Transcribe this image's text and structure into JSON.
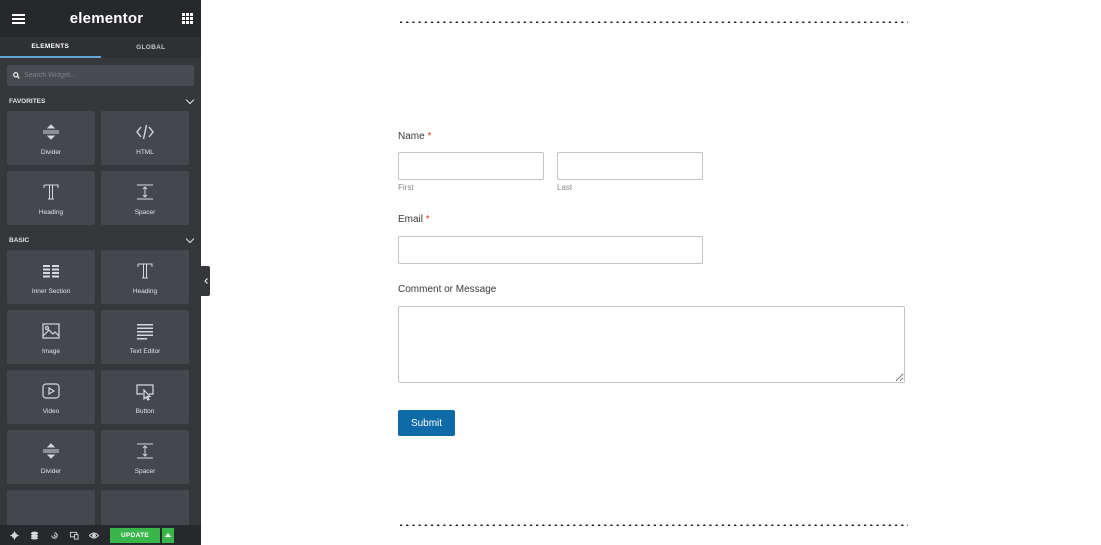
{
  "app": {
    "logo": "elementor"
  },
  "tabs": [
    {
      "label": "ELEMENTS",
      "active": true
    },
    {
      "label": "GLOBAL",
      "active": false
    }
  ],
  "search": {
    "placeholder": "Search Widget...",
    "value": ""
  },
  "categories": {
    "favorites": {
      "title": "FAVORITES",
      "widgets": [
        {
          "label": "Divider",
          "icon": "divider-icon"
        },
        {
          "label": "HTML",
          "icon": "html-icon"
        },
        {
          "label": "Heading",
          "icon": "heading-icon"
        },
        {
          "label": "Spacer",
          "icon": "spacer-icon"
        }
      ]
    },
    "basic": {
      "title": "BASIC",
      "widgets": [
        {
          "label": "Inner Section",
          "icon": "inner-section-icon"
        },
        {
          "label": "Heading",
          "icon": "heading-icon"
        },
        {
          "label": "Image",
          "icon": "image-icon"
        },
        {
          "label": "Text Editor",
          "icon": "text-editor-icon"
        },
        {
          "label": "Video",
          "icon": "video-icon"
        },
        {
          "label": "Button",
          "icon": "button-icon"
        },
        {
          "label": "Divider",
          "icon": "divider-icon"
        },
        {
          "label": "Spacer",
          "icon": "spacer-icon"
        }
      ]
    }
  },
  "bottom_bar": {
    "update_label": "UPDATE"
  },
  "form": {
    "name_label": "Name",
    "required_mark": "*",
    "first_sublabel": "First",
    "last_sublabel": "Last",
    "email_label": "Email",
    "comment_label": "Comment or Message",
    "submit_label": "Submit"
  },
  "colors": {
    "sidebar_bg": "#35373b",
    "widget_bg": "#44474c",
    "tab_active_underline": "#5fa5d8",
    "update_green": "#39b54a",
    "submit_blue": "#0e6ba8",
    "required_red": "#e2401c"
  }
}
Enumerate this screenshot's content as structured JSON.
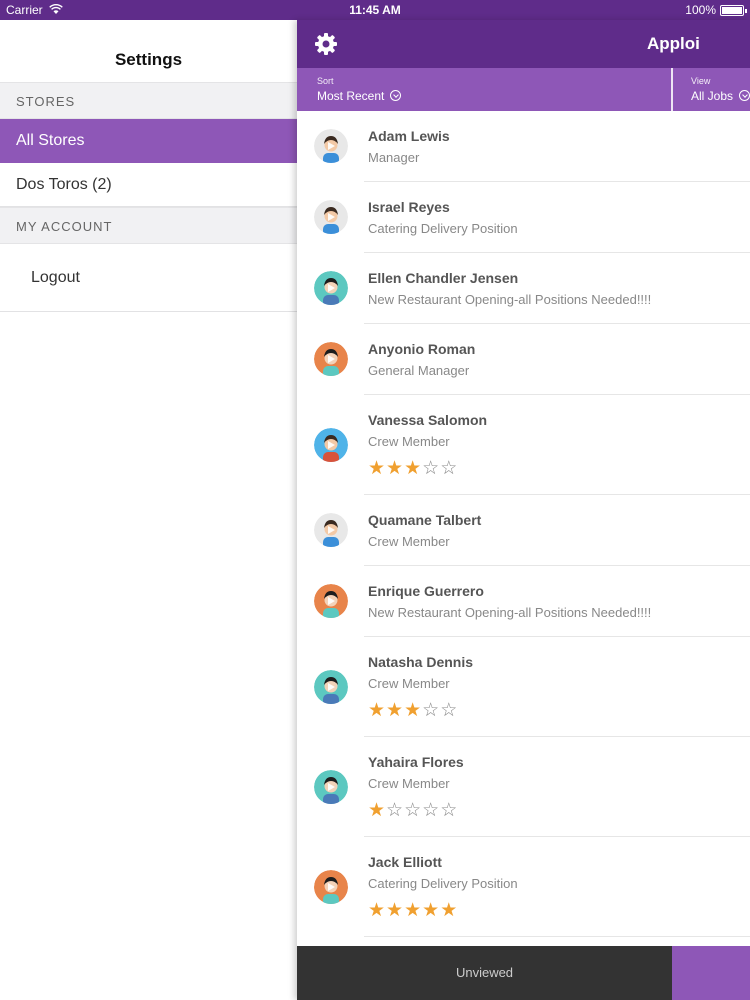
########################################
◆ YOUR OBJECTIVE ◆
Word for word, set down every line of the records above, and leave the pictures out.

◆ TASK ANSWER ◆
Transcribe this image's text and structure into JSON.
{
  "app": {
    "logo": "elementor"
  },
  "tabs": [
    {
      "label": "ELEMENTS",
      "active": true
    },
    {
      "label": "GLOBAL",
      "active": false
    }
  ],
  "search": {
    "placeholder": "Search Widget...",
    "value": ""
  },
  "categories": {
    "favorites": {
      "title": "FAVORITES",
      "widgets": [
        {
          "label": "Divider",
          "icon": "divider-icon"
        },
        {
          "label": "HTML",
          "icon": "html-icon"
        },
        {
          "label": "Heading",
          "icon": "heading-icon"
        },
        {
          "label": "Spacer",
          "icon": "spacer-icon"
        }
      ]
    },
    "basic": {
      "title": "BASIC",
      "widgets": [
        {
          "label": "Inner Section",
          "icon": "inner-section-icon"
        },
        {
          "label": "Heading",
          "icon": "heading-icon"
        },
        {
          "label": "Image",
          "icon": "image-icon"
        },
        {
          "label": "Text Editor",
          "icon": "text-editor-icon"
        },
        {
          "label": "Video",
          "icon": "video-icon"
        },
        {
          "label": "Button",
          "icon": "button-icon"
        },
        {
          "label": "Divider",
          "icon": "divider-icon"
        },
        {
          "label": "Spacer",
          "icon": "spacer-icon"
        }
      ]
    }
  },
  "bottom_bar": {
    "update_label": "UPDATE"
  },
  "form": {
    "name_label": "Name",
    "required_mark": "*",
    "first_sublabel": "First",
    "last_sublabel": "Last",
    "email_label": "Email",
    "comment_label": "Comment or Message",
    "submit_label": "Submit"
  },
  "colors": {
    "sidebar_bg": "#35373b",
    "widget_bg": "#44474c",
    "tab_active_underline": "#5fa5d8",
    "update_green": "#39b54a",
    "submit_blue": "#0e6ba8",
    "required_red": "#e2401c"
  }
}
Enumerate this screenshot's content as structured JSON.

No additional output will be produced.